The setting is, of course, a small town in the 1960’s. I immediately latched on to the town and the people in it. The time period was easy to pick up from so many descriptions and the way of life. Mimi’s family is a farming family and they depend on the land solely for their resources. I can relate so much with this story. I didn’t grow up on a farm but many of my friends did. I did, however, grow up in a very small town just like Mimi’s. Many of descriptions and anecdotes really hit home with me. Quindlen’s writing is very down to earth and feels like a pleasant conversation. This was my first book by Anna Quindlen, but after reading many reviews, I have decided to look into purchasing some more!

***A free copy of this book was provided to me by the publishers at Random House in exchange for my honest review*** 

Friday, April 1, 2016

Book Review: Brighton Belle

Brighton BelleAuthor: Sara Sheridan
Publication Date: March 29, 2016
Publisher: Kensington
Series: Mirabelle Bevan Mystery # 1

In post-World War II England, former Secret Service operative Mirabelle Bevan becomes embroiled in a new kind of intrigue…

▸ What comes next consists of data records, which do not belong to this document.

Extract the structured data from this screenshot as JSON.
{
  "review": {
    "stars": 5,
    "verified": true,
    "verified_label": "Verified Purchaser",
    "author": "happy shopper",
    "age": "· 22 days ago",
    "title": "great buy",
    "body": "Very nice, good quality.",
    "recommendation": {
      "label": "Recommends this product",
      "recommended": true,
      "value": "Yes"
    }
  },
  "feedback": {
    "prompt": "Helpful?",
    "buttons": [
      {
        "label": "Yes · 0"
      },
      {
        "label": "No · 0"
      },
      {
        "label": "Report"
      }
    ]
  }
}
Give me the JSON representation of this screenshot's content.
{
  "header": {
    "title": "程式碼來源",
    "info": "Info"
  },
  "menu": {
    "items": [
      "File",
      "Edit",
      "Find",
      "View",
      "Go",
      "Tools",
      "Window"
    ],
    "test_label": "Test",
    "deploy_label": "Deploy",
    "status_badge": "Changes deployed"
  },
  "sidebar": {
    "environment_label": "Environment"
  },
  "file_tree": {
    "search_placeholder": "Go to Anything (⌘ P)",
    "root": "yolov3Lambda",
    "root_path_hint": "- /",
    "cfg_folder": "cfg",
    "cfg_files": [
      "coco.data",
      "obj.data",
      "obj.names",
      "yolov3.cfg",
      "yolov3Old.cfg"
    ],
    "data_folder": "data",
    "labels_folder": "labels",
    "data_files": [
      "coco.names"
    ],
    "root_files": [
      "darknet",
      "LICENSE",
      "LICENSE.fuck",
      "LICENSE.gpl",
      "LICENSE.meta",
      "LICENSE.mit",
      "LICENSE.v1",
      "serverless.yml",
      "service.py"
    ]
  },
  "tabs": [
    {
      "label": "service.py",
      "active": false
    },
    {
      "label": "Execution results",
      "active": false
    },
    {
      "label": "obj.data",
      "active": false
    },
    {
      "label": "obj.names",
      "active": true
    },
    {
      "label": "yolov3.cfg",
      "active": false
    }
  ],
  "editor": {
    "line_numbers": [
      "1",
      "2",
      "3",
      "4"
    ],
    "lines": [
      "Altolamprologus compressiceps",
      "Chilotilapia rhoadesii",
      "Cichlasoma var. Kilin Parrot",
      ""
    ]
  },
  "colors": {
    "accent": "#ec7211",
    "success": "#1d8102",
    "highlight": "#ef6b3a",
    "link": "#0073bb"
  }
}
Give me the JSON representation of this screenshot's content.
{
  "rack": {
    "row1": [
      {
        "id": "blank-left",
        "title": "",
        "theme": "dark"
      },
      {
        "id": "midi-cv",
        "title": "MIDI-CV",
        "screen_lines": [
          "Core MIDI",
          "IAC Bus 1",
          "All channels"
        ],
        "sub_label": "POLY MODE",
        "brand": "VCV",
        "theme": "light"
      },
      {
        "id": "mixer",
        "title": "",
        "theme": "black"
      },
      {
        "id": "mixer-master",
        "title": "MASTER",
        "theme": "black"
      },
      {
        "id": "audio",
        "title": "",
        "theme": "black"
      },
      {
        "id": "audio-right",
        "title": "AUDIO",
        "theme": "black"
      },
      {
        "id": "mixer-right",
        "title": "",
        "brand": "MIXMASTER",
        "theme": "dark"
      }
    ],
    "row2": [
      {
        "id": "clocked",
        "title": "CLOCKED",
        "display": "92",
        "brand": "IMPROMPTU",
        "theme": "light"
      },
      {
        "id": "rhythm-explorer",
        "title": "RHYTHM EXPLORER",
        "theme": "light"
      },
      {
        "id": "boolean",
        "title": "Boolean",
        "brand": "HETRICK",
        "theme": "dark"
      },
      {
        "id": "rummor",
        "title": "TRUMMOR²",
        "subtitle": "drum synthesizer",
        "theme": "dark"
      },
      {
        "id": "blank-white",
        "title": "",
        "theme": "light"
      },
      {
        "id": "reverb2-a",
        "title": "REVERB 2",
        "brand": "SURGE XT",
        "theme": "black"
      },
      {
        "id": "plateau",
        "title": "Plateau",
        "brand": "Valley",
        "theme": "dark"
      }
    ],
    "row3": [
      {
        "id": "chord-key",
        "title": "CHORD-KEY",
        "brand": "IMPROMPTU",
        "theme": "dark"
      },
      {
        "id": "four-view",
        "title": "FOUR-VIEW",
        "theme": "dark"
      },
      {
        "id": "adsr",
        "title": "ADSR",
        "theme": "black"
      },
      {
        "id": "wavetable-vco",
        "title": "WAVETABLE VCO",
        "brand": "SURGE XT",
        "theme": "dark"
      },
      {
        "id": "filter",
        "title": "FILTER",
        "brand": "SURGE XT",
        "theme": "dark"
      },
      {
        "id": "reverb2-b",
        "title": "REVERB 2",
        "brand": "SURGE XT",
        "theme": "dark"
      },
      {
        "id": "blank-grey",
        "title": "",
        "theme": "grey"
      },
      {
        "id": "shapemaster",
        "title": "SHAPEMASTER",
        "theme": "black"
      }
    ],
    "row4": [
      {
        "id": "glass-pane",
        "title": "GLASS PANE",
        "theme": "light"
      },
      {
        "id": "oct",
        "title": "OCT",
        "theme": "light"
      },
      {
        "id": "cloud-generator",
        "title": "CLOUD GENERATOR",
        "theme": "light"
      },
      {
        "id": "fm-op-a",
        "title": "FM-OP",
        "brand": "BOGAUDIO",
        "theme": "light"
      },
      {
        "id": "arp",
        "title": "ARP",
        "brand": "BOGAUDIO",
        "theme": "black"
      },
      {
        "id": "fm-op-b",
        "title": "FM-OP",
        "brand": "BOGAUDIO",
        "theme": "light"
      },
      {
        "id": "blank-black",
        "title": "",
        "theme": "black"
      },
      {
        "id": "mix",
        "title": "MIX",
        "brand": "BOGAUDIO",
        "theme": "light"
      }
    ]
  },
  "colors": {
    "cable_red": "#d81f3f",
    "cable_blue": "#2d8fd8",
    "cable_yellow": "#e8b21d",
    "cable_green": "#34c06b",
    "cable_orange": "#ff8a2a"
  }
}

1951: In the popular seaside town of Brighton, it's time for Mirabelle Bevan to move beyond her tumultuous wartime years and start anew. Accepting a job at a debt collection agency seems a step toward a more tranquil life. 

But as she follows up on a routine loan to Romana Laszlo, a pregnant Hungarian refugee who's recently come off the train from London, Mirabelle's instincts for spotting deception are stirred when the woman is reported dead, along with her unborn child. 

After encountering a social-climbing doctor with a sudden influx of wealth and Romana's sister, who seems far from bereaved and doesn't sound Hungarian, Mirabelle decides to dig deeper into the suspicious circumstances surrounding the death. Aided by her feisty sidekick--a fellow office worker named Vesta Churchill ("no relation to Winston," as she explains)--Mirabelle unravels a web of evil that stretches from the Brighton beachfront to the darkest corners of Europe. Putting her own life at risk, she must navigate a lethal labyrinth of lies and danger to expose the truth.

“Everyone was important during the war. Everyone. We worked together and we won.”

“People are so different in wartime. No one gets to be ordinary. Not really.”

“Most fellas like the races, though, Miss. It’s only human nature.”

“The sky was a sparkling succession of black diamonds on black velvet made crystal clear by the blackout.”

I am so glad that I requested a copy of this book for review. I was immediately taken with Mirabelle’s character and the way she told the story. Mirabelle clues readers in to her past pretty early on. We learn that she is mourning her lover and has just retired from her wartime job, since the book is set post WWII. Mirabelle’s life seems so plain and ordinary until the day a gentleman by the name of Bert Jennings walks in and delivers our mystery. Immediately after hearing his report, she feels she must investigate this story and she quickly gets herself involved pretty deep in what appears to be a murder of convenience. Mirabelle soon enlists the help of a woman named Vesta Churchill and together they go about trying to crack the case.

There is no way I could have predicted the ending of this book or the culprit of the crime. The list of victims was very long and I had to reread certain parts of the book to make sure I hadn’t missed anything. The time period is also one of my favorite time periods to read about. Sheridan writes the post WWII scene very vividly and portrays the time exactly how I imagine it would have been. The dialogue, the lack and food and resources, and of course the deteriorated streets and buildings. This book was easy to read and took me no time at all to finish. Now I just have to wait for Kensington to publish more of them!

***A free copy of this book was provided to me by the publishers at Kensington in exchange for my honest review***